Queen of Pop Ready To Jump

Queen of Pop Ready To Jump

By Maria Grella


The Queen of Pop may have unleashed her "Confessions On A Dance Floor," but top 40 radio couldn`t be less interested in hearing it.
"Hung Up", her first release from the dance record, got a fair amount of play, however, by the time "Sorry" hit airwaves, radio was apologizing for the small splash it made.

"Get Together" has been basically ignored, and the fourth song to try to bounce Madonna back onto the charts, is crowd pleaser and commercial friendly, "Jump."

Fans have been left wondering if Madonna is losing her reign. One reason behind the apparent boycott is that mainstream radio is more hip hop driven and Madonna`s latest album is a combination of techno-disco-dance-pop. Many fans love the sound and are fighting to get her Majesty back to her rightful place.

On, over 6,200 followers have virtually signed a petition, aimed at Mark P. Mays, CEO of Clear Channel Communications, the largest radio conglomerate in the United States. This "End the Madonna on U.S. Radio Boycott" is an appeal to cease the real or imagined refusal of top 40 radio to play Madonna songs.  The petition suggests that since her video for the single "American Life," which was riddled with controversy, radio has banished her from their play roster.  It also accuses Clear Channel of being largely run by republicans supporting the war in Iraq, unlike Madonna, who has been outspoken about the war.

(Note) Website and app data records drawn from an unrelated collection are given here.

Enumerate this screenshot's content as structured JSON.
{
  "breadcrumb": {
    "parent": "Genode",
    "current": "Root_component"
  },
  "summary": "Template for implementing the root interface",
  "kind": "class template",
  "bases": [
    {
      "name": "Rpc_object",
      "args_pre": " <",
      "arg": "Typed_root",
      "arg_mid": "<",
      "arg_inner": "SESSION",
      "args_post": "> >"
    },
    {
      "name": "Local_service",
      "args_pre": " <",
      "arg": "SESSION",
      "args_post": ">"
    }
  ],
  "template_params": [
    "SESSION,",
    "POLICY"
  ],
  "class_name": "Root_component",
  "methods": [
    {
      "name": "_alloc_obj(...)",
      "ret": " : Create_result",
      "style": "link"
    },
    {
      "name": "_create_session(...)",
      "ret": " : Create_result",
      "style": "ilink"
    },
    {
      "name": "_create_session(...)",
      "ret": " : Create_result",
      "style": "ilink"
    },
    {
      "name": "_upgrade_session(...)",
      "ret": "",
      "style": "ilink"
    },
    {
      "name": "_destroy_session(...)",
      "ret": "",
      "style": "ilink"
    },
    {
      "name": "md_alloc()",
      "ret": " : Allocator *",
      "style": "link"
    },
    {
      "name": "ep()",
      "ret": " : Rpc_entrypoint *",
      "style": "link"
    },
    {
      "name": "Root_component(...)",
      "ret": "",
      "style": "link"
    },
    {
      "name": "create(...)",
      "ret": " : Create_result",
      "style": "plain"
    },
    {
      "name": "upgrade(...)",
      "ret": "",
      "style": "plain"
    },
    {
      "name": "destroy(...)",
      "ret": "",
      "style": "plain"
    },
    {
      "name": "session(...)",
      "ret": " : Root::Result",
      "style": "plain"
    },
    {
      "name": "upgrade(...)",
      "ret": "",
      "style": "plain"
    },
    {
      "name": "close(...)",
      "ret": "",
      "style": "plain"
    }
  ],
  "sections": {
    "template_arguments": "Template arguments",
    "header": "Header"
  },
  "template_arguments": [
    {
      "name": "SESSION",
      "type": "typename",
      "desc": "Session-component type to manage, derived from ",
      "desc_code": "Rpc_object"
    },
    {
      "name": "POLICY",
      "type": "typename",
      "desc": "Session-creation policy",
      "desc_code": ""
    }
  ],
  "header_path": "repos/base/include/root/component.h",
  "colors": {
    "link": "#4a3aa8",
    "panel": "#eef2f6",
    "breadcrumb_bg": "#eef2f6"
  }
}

Addressed to all pop music lovers, it also calls for everyone, not only Madonna admirers, to sign and make a stand against radio`s disinterest against artists whose label refuses to pay-for-play, referencing the payola scandal the four major labels and various radio stations have been involved in.  The form says how unfair it is that mainstream radio is hip hop and rhythm & blues based, blocking the chances of alternative musical styles from reaching the listeners.  Consequently, the audience at large is denied these songs and the charts do not fairly represent what today`s top music is. 

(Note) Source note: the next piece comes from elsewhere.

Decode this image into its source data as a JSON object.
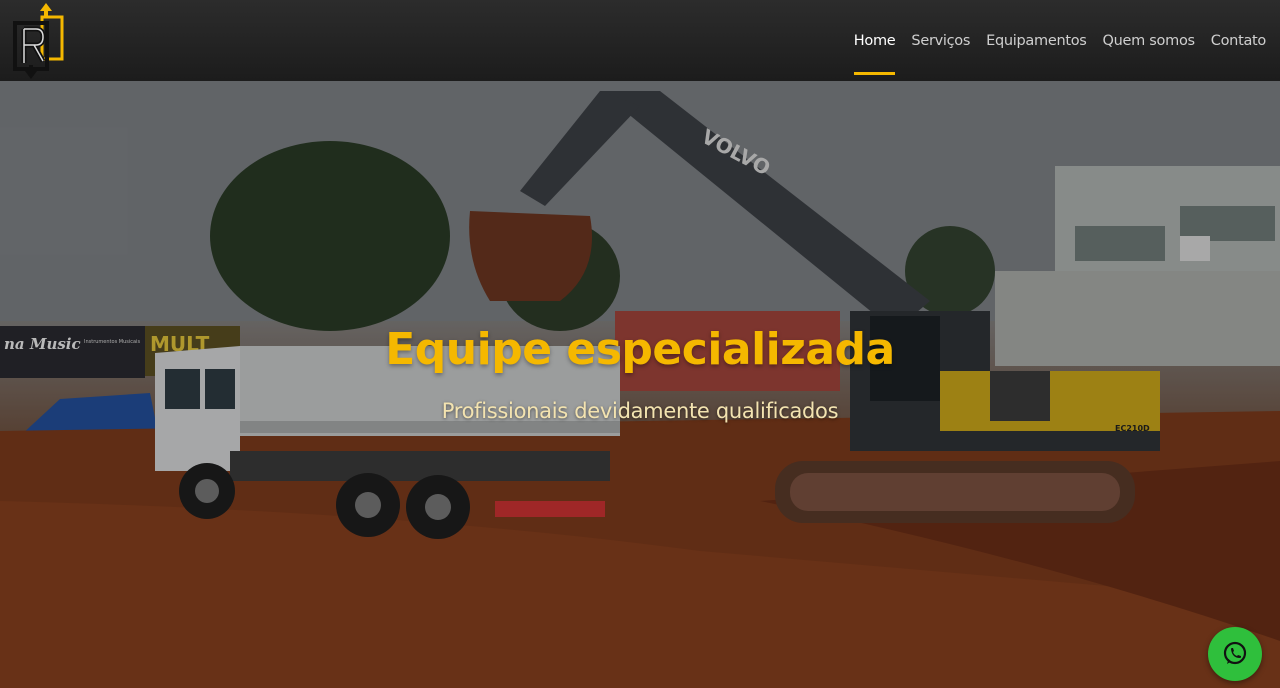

Message boards on Entertainment Weekly, VH1 and others are flooded with support of the "Material Girl," and wonder over conspiracy theories regarding the exile of Madonna`s music.  Critics suggest that while artists such as Nelly Furtado and Mariah Carey have changed with the times, Madonna has gone retro. Furtado and Carey have gone in a new musical direction, infusing more r&b and hip hop into their songs, while Madonna has chosen to drop back to her dance roots. Though the Queen of Pop can be called the queen of reinvention, this time around, she may lose.

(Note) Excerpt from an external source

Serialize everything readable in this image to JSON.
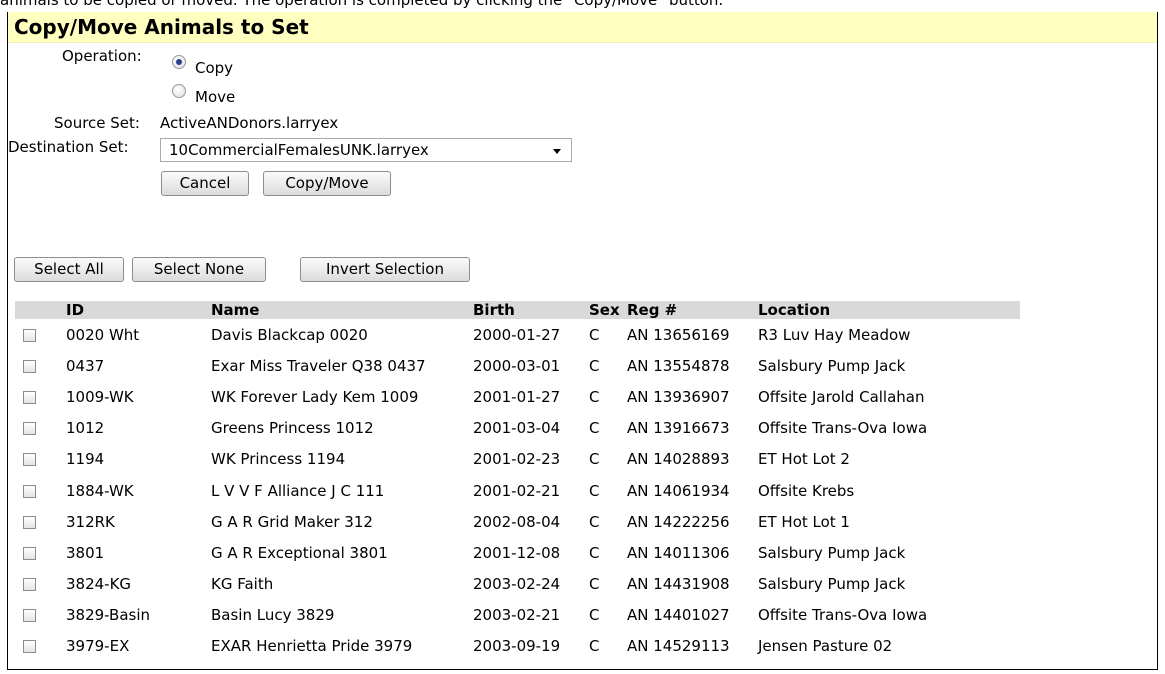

While some radio program directors feel Madonna needs to be taken on a track by track basis before adding it to their play lists, others say that her tracks haven`t been given the chance for the audience to warm up to them.  The album, despite poor radio presence, has sold 1.5 million copies, double 2003`s "American Life" flop, which only sold 666,000.  

Internationally, her success is a different story. According to Warner Bros., since its release last November, "Confessions On A Dance Floor" has topped the charts in 29 countries, selling more than 8 million copies worldwide. On American soil, "Get Together" had fewer than one million listeners, while overseas in the United Kingdom, she`s garnered 38.4 million listeners.

Warner Bros. remains optimistic for her fourth single, "Jump," which has already been used in promotional radio and television ads for the movie, "The Devil Wears Prada."  Currently, Madonna is in the midst of a sold-out North American tour and is set to break records with its earnings as the top grossing tour ever by a female artist.  The tour has already raked in over $200 million.

To sign the petition ending the Madonna boycott on U.S. radio, please visit: